While Armitage embodies Thorin's wizened warrior vibe, the characters from the book and film differ in one major way: Armitage, at 41, is considerably younger than the Thorin of the book, who is an older dwarf by the time "The Hobbit" takes place. At a news conference, "The Hobbit" director Peter Jackson revealed that Armitage was the youngest actor to audition for the part.
Armitage had no idea.
But he also said that age didn't matter. As a dwarf prince exiled with his people from his homeland by the terrifying dragon Smaug, Armitage said that Thorin had experienced "a holocaust," and his numerical age meant nothing. It was the horrors that Thorin experienced that matter.
Armitage saw parallels of Thorin's story to that of Tolkien, who saw many of his close friends killed during World War I. "That idea of the very English cozy life being disrupted, when normal people are called upon to go to war and face that fear that they might not come back, and they didn't. That's a huge trauma to live through," Armitage said. "Our generation hasn't experienced that. we're not drafted into the army, you volunteer for it."
Armitage clearly did his homework for the part.

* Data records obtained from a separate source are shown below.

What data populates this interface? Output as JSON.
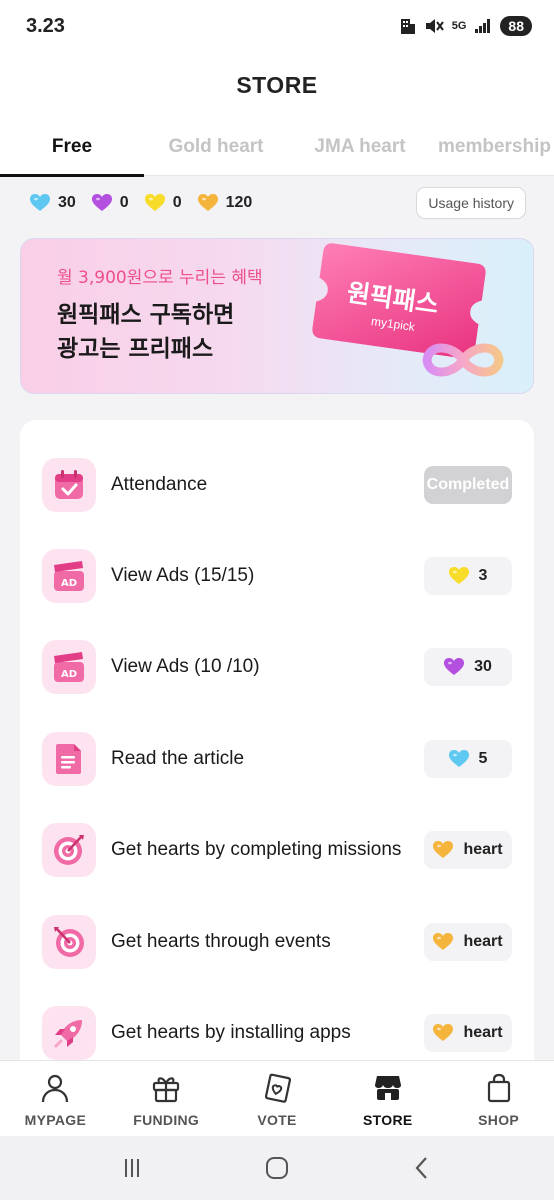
{
  "status_bar": {
    "time": "3.23",
    "battery": "88",
    "network": "5G"
  },
  "header": {
    "title": "STORE"
  },
  "tabs": [
    {
      "label": "Free",
      "active": true
    },
    {
      "label": "Gold heart",
      "active": false
    },
    {
      "label": "JMA heart",
      "active": false
    },
    {
      "label": "membership",
      "active": false
    }
  ],
  "balances": [
    {
      "icon": "blue-heart-icon",
      "color": "#5ec8f0",
      "value": "30"
    },
    {
      "icon": "purple-heart-icon",
      "color": "#b44fe0",
      "value": "0"
    },
    {
      "icon": "yellow-heart-icon",
      "color": "#f8dc2a",
      "value": "0"
    },
    {
      "icon": "gold-heart-icon",
      "color": "#f5b53c",
      "value": "120"
    }
  ],
  "usage_history_label": "Usage history",
  "banner": {
    "subtitle": "월 3,900원으로 누리는 혜택",
    "line1": "원픽패스 구독하면",
    "line2": "광고는 프리패스",
    "ticket_text": "원픽패스",
    "ticket_brand": "my1pick"
  },
  "tasks": [
    {
      "label": "Attendance",
      "icon": "calendar-check-icon",
      "reward": "Completed",
      "completed": true
    },
    {
      "label": "View Ads (15/15)",
      "icon": "ad-clapper-icon",
      "reward": "3",
      "reward_icon": "yellow-heart-icon"
    },
    {
      "label": "View Ads (10 /10)",
      "icon": "ad-clapper-icon",
      "reward": "30",
      "reward_icon": "purple-heart-icon"
    },
    {
      "label": "Read the article",
      "icon": "document-icon",
      "reward": "5",
      "reward_icon": "blue-heart-icon"
    },
    {
      "label": "Get hearts by completing missions",
      "icon": "target-icon",
      "reward": "heart",
      "reward_icon": "gold-heart-icon"
    },
    {
      "label": "Get hearts through events",
      "icon": "target-icon",
      "reward": "heart",
      "reward_icon": "gold-heart-icon"
    },
    {
      "label": "Get hearts by installing apps",
      "icon": "rocket-icon",
      "reward": "heart",
      "reward_icon": "gold-heart-icon"
    }
  ],
  "bottom_nav": [
    {
      "label": "MYPAGE",
      "icon": "person-icon"
    },
    {
      "label": "FUNDING",
      "icon": "gift-icon"
    },
    {
      "label": "VOTE",
      "icon": "vote-card-icon"
    },
    {
      "label": "STORE",
      "icon": "store-icon",
      "active": true
    },
    {
      "label": "SHOP",
      "icon": "shopping-bag-icon"
    }
  ],
  "colors": {
    "accent_pink": "#ee4f8a",
    "icon_bg": "#fde3f0",
    "active_text": "#111111"
  }
}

Aside from delving into Tolkien's biography, Armitage discussed the basis of Thorin's name.
"The etymology of [Thorin] comes from Thor, which means thunder. But in English, it's usually a family that lives near a thorny bush. It's funny because of both of those elements live in Thorin," Armitage said. "He's sort of prickly and there's a suppressed thunder inside of him. If you think of him in those elemental terms, it's easy to play because there's a thunderclap that will erupt from him at any moment."
To prepare to play the "cantankerous old git," as Armitage referred to Thorin, he insisted on closing his eyes for the entire four hours it initially took him to put his makeup and wig on so he could truly become Thorin. After the first time, he gave up that practice, but always made sure to leave his trailer fully made up.
"I didn't want anyone to see Thorin without his fat suit and I didn't want to see Thorin without his hair," Armitage said, adding that his long tresses were made of human hair and thankfully were not that heavy. "I wanted the crew to believe he was a king. There was something majestic about that hair and I couldn't have played him without that."